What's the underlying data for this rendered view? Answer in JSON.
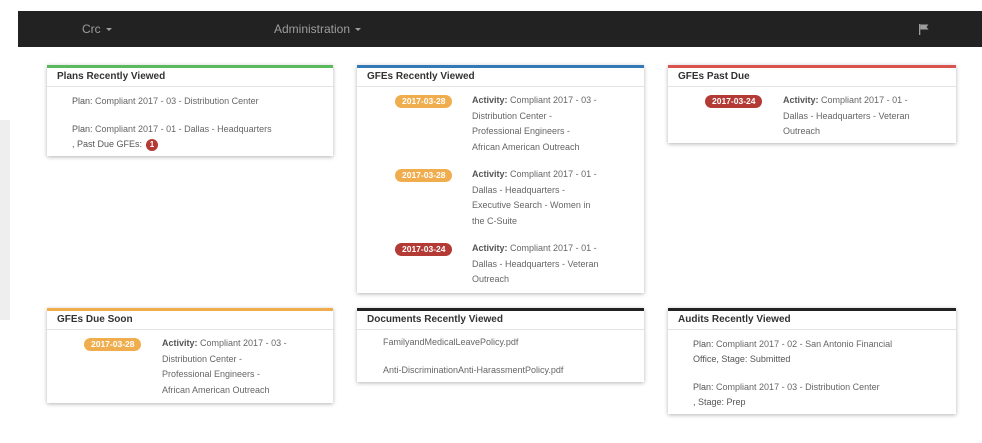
{
  "nav": {
    "crc": "Crc",
    "admin": "Administration"
  },
  "plans": {
    "title": "Plans Recently Viewed",
    "items": [
      {
        "label": "Plan:",
        "name": "Compliant 2017 - 03 - Distribution Center"
      },
      {
        "label": "Plan:",
        "name": "Compliant 2017 - 01 - Dallas - Headquarters",
        "suffix": ", Past Due GFEs:",
        "count": "1"
      }
    ]
  },
  "gfes_recent": {
    "title": "GFEs Recently Viewed",
    "items": [
      {
        "date": "2017-03-28",
        "label": "Activity:",
        "lines": [
          "Compliant 2017 - 03 -",
          "Distribution Center -",
          "Professional Engineers -",
          "African American Outreach"
        ]
      },
      {
        "date": "2017-03-28",
        "label": "Activity:",
        "lines": [
          "Compliant 2017 - 01 -",
          "Dallas - Headquarters -",
          "Executive Search - Women in",
          "the C-Suite"
        ]
      },
      {
        "date": "2017-03-24",
        "label": "Activity:",
        "lines": [
          "Compliant 2017 - 01 -",
          "Dallas - Headquarters - Veteran",
          "Outreach"
        ]
      }
    ]
  },
  "gfes_past": {
    "title": "GFEs Past Due",
    "items": [
      {
        "date": "2017-03-24",
        "label": "Activity:",
        "lines": [
          "Compliant 2017 - 01 -",
          "Dallas - Headquarters - Veteran",
          "Outreach"
        ]
      }
    ]
  },
  "gfes_soon": {
    "title": "GFEs Due Soon",
    "items": [
      {
        "date": "2017-03-28",
        "label": "Activity:",
        "lines": [
          "Compliant 2017 - 03 -",
          "Distribution Center -",
          "Professional Engineers -",
          "African American Outreach"
        ]
      }
    ]
  },
  "docs": {
    "title": "Documents Recently Viewed",
    "items": [
      "FamilyandMedicalLeavePolicy.pdf",
      "Anti-DiscriminationAnti-HarassmentPolicy.pdf"
    ]
  },
  "audits": {
    "title": "Audits Recently Viewed",
    "items": [
      {
        "label": "Plan:",
        "line1": "Compliant 2017 - 02 - San Antonio Financial",
        "line2": "Office",
        "stage_label": ", Stage:",
        "stage": "Submitted"
      },
      {
        "label": "Plan:",
        "line1": "Compliant 2017 - 03 - Distribution Center",
        "line2": "",
        "stage_label": ", Stage:",
        "stage": "Prep"
      }
    ]
  },
  "colors": {
    "navbar": "#222222",
    "green": "#5cb85c",
    "blue": "#337ab7",
    "red": "#d9534f",
    "orange": "#f0ad4e",
    "badge_red": "#b33a35"
  }
}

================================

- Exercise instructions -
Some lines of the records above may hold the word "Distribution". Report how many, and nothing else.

- Solution to this task -
4